What to work on: Please return every line of the material verbatim and skip any images.

Exercise data:
+ + + + +

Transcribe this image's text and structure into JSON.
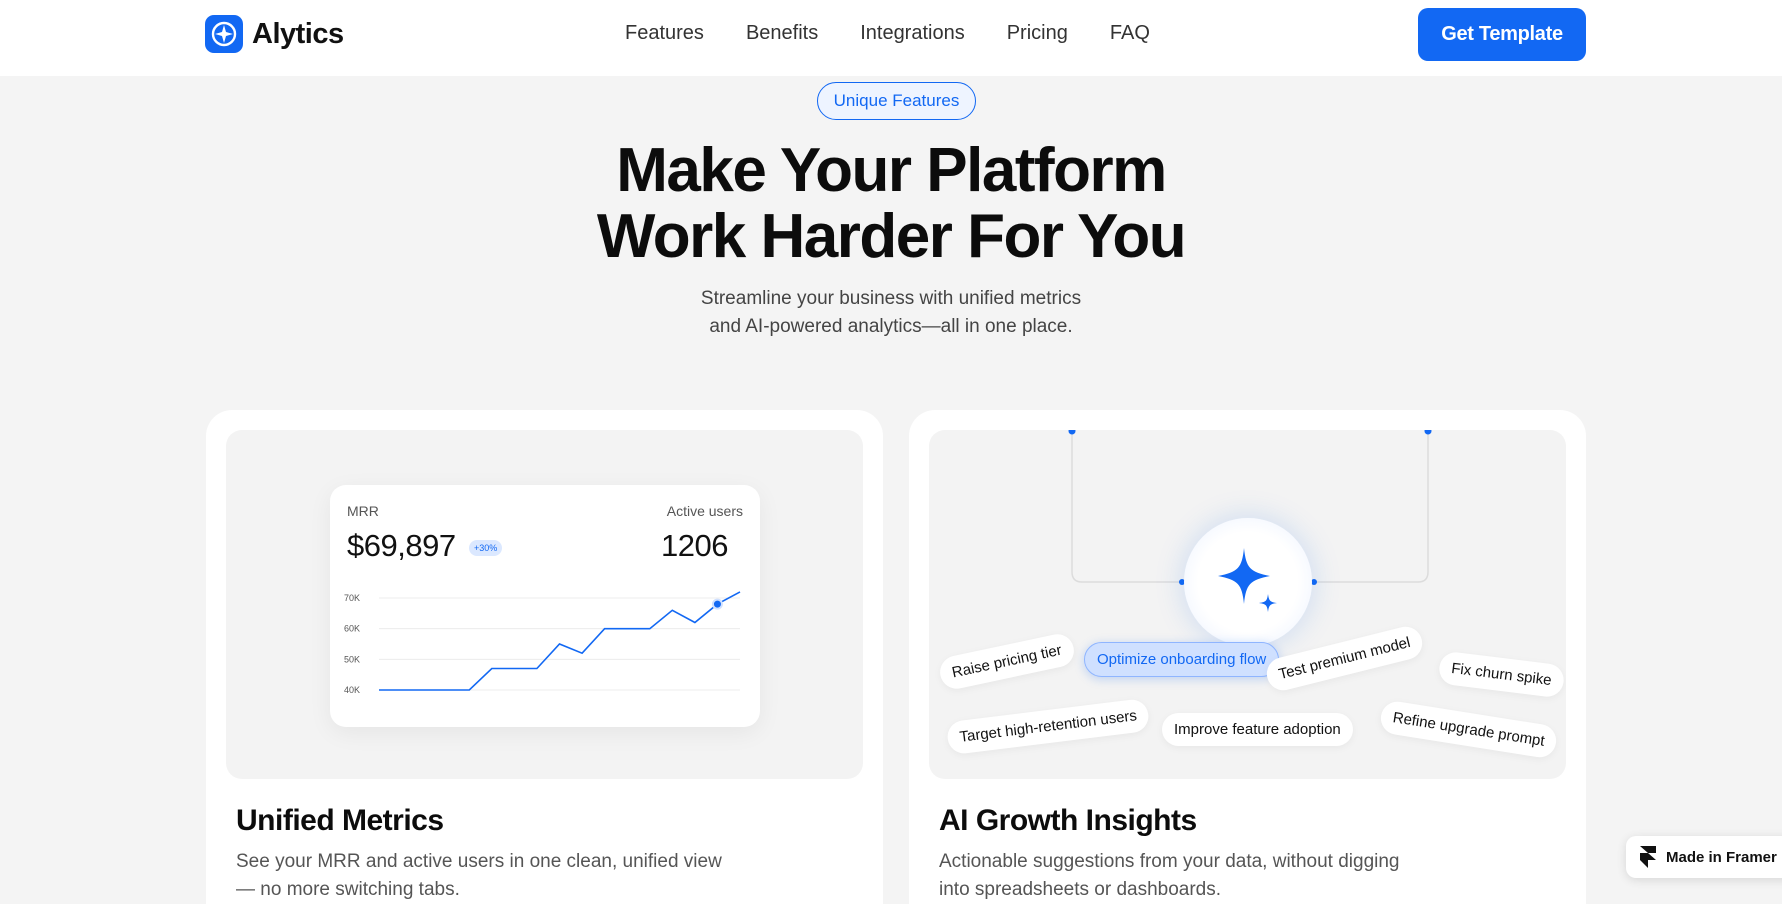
{
  "nav": {
    "brand": "Alytics",
    "links": [
      "Features",
      "Benefits",
      "Integrations",
      "Pricing",
      "FAQ"
    ],
    "cta": "Get Template"
  },
  "hero": {
    "badge": "Unique Features",
    "title_line1": "Make Your Platform",
    "title_line2": "Work Harder For You",
    "subtitle_line1": "Streamline your business with unified metrics",
    "subtitle_line2": "and AI-powered analytics—all in one place."
  },
  "cards": {
    "metrics": {
      "title": "Unified Metrics",
      "desc_line1": "See your MRR and active users in one clean, unified view",
      "desc_line2": "— no more switching tabs.",
      "mrr_label": "MRR",
      "mrr_value": "$69,897",
      "mrr_delta": "+30%",
      "users_label": "Active users",
      "users_value": "1206"
    },
    "ai": {
      "title": "AI Growth Insights",
      "desc_line1": "Actionable suggestions from your data, without digging",
      "desc_line2": "into spreadsheets or dashboards.",
      "chips": [
        "Raise pricing tier",
        "Optimize onboarding flow",
        "Test premium model",
        "Fix churn spike",
        "Target high-retention users",
        "Improve feature adoption",
        "Refine upgrade prompt"
      ]
    }
  },
  "chart_data": {
    "type": "line",
    "title": "",
    "xlabel": "",
    "ylabel": "",
    "y_ticks": [
      "70K",
      "60K",
      "50K",
      "40K"
    ],
    "ylim": [
      40000,
      70000
    ],
    "grid": true,
    "color": "#1268f3",
    "series": [
      {
        "values": [
          40000,
          40000,
          40000,
          40000,
          40000,
          47000,
          47000,
          47000,
          55000,
          52000,
          60000,
          60000,
          60000,
          66000,
          62000,
          68000,
          72000
        ]
      }
    ]
  },
  "framer_badge": "Made in Framer",
  "colors": {
    "accent": "#1268f3",
    "background": "#f4f4f4"
  }
}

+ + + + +

Solution for this exercise:
Transcribe this image's text and structure into JSON.
{
  "nav": {
    "brand": "Alytics",
    "links": [
      "Features",
      "Benefits",
      "Integrations",
      "Pricing",
      "FAQ"
    ],
    "cta": "Get Template"
  },
  "hero": {
    "badge": "Unique Features",
    "title_line1": "Make Your Platform",
    "title_line2": "Work Harder For You",
    "subtitle_line1": "Streamline your business with unified metrics",
    "subtitle_line2": "and AI-powered analytics—all in one place."
  },
  "cards": {
    "metrics": {
      "title": "Unified Metrics",
      "desc_line1": "See your MRR and active users in one clean, unified view",
      "desc_line2": "— no more switching tabs.",
      "mrr_label": "MRR",
      "mrr_value": "$69,897",
      "mrr_delta": "+30%",
      "users_label": "Active users",
      "users_value": "1206"
    },
    "ai": {
      "title": "AI Growth Insights",
      "desc_line1": "Actionable suggestions from your data, without digging",
      "desc_line2": "into spreadsheets or dashboards.",
      "chips": [
        "Raise pricing tier",
        "Optimize onboarding flow",
        "Test premium model",
        "Fix churn spike",
        "Target high-retention users",
        "Improve feature adoption",
        "Refine upgrade prompt"
      ]
    }
  },
  "chart_data": {
    "type": "line",
    "title": "",
    "xlabel": "",
    "ylabel": "",
    "y_ticks": [
      "70K",
      "60K",
      "50K",
      "40K"
    ],
    "ylim": [
      40000,
      70000
    ],
    "grid": true,
    "color": "#1268f3",
    "series": [
      {
        "values": [
          40000,
          40000,
          40000,
          40000,
          40000,
          47000,
          47000,
          47000,
          55000,
          52000,
          60000,
          60000,
          60000,
          66000,
          62000,
          68000,
          72000
        ]
      }
    ]
  },
  "framer_badge": "Made in Framer",
  "colors": {
    "accent": "#1268f3",
    "background": "#f4f4f4"
  }
}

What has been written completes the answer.